It seems the company also ran into trouble with international diversification efforts. This August, CEO Fred Buckman resigned in the face of poor financial performance. Buckman's diversification strategy is being dismantled by present CEO Keith McKennon, who stated that the company had spent a lot of time and money trying to transform into a global energy company without success. McKennon is reversing the initiatives of his predecessor, selling off power stations and distribution companies purchased in the United States, Turkey, the Philippines and Australia.
Other unregulated utility businesses are facing similar risks out on the open market. Consider Entergy, New Orleans, Louisiana, U.S. This utility was pursuing a broad diversification and expansion effort to enhance revenue growth. Not all went as planned, and Entergy faced shareholders upset with disappointing earnings and lagging stock performance. CEO Ed Lupberger was encouraged to take early retirement earlier this year. Wayne Leonard, recently named to the top spot at Entergy, is reversing direction by selling off assets including an energy services company in the United States and a power distribution company in Australia. Last month, Entergy announced the sale of recently purchased distribution company, London Electricity, to global powerhouse Electricit de France. Proceeds of the sale will be used to repay debt incurred in the purchase of London electricity.
Moody's Investment Service confirmed the existing ratings of Entergy at Baa3 but acknowledged that ratings will stay negative until management clarifies its strategy to improve the credit profiles of each individual subsidiary.
Entergy's Leonard has also decided to refocus management's attention on the core business of providing electricity to customers. Leonard acknowledges that customer service had slipped to unacceptable levels in some of Entergy's service areas. He is committed to refocusing the company to assure the delivery of reliable electric power, believing there is no more important issue than keeping the 2.5 million customers Entergy serves today.
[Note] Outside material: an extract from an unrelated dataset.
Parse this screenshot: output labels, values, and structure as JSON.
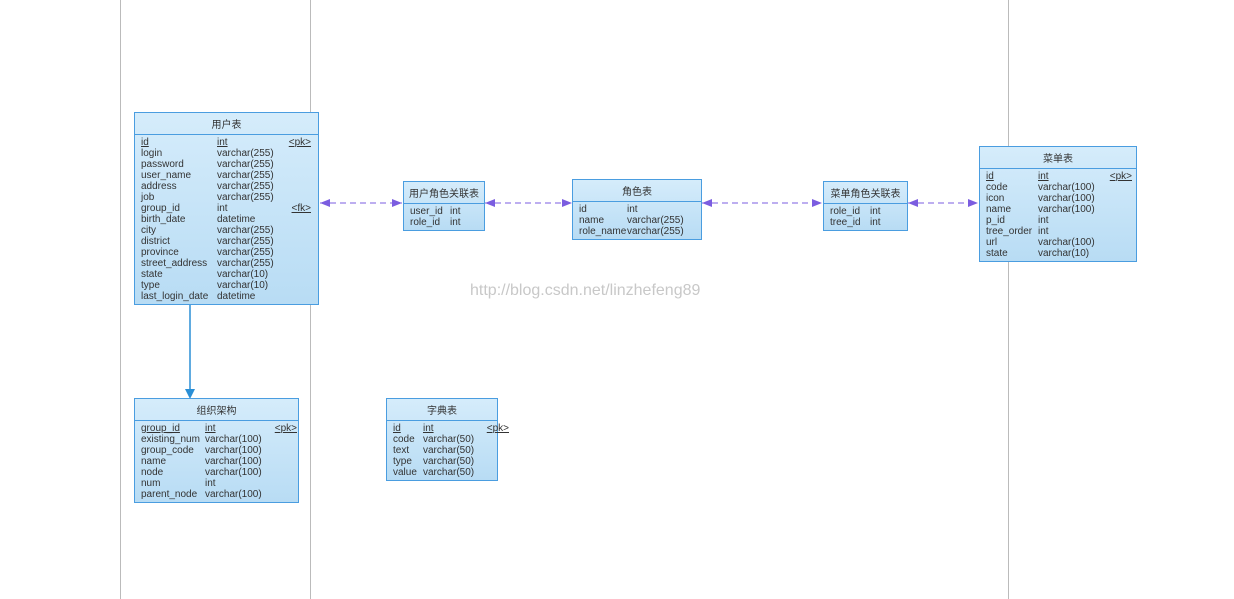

One utility that decided not to travel the diversification route is Sierra Pacific, Reno, Nevada, U.S. While other utilities announce joint ventures, tout trading companies and attempt to sell high-dollar services to big businesses, Sierra Pacific decided to stick with the power-delivery business. In a recent interview with Reuters News Service, CEO Malyn Malquist stated, "It might be boring to some people, but we see ourselves as a middleman for meeting customers' energy needs." Sierra Pacific is committed to growing its delivery business in an effort to generate the returns its investors expect. The company is bidding to purchase distribution territory in northern California that Pacificorp recently put up for sale.
The company is also in the process of merging with neighboring Nevada Power to create Sierra Pacific Resources. The combined company will serve 800,000 electric and 100,000 gas customers in Nevada and portions of California. This service territory will serve an area that is experiencing load growth of 6%, the highest rate in the country. If the merger goes through, expect the combined company to sell generation assets. CEO Malquist believes that selling off generation is inevitable as regulators continue to discourage wires companies from owning generation assets.
We are now seeing the financial consequences of earlier decisions to diversify. Some utility subsidiaries are reaping the rewards of diversification efforts, but many more are feeling the sting of financial reversals. We'll have to wait and see if Sierra Pacific's strategy to stick to the basics will reward investors with better financial results. The electric utility industry promises to deliver more bumps and bruises, and we'll see other utility executives go down for the count. But one thing is sure: all utilities must strap on their boxing gloves and get in the ring. A competitive world demands no less.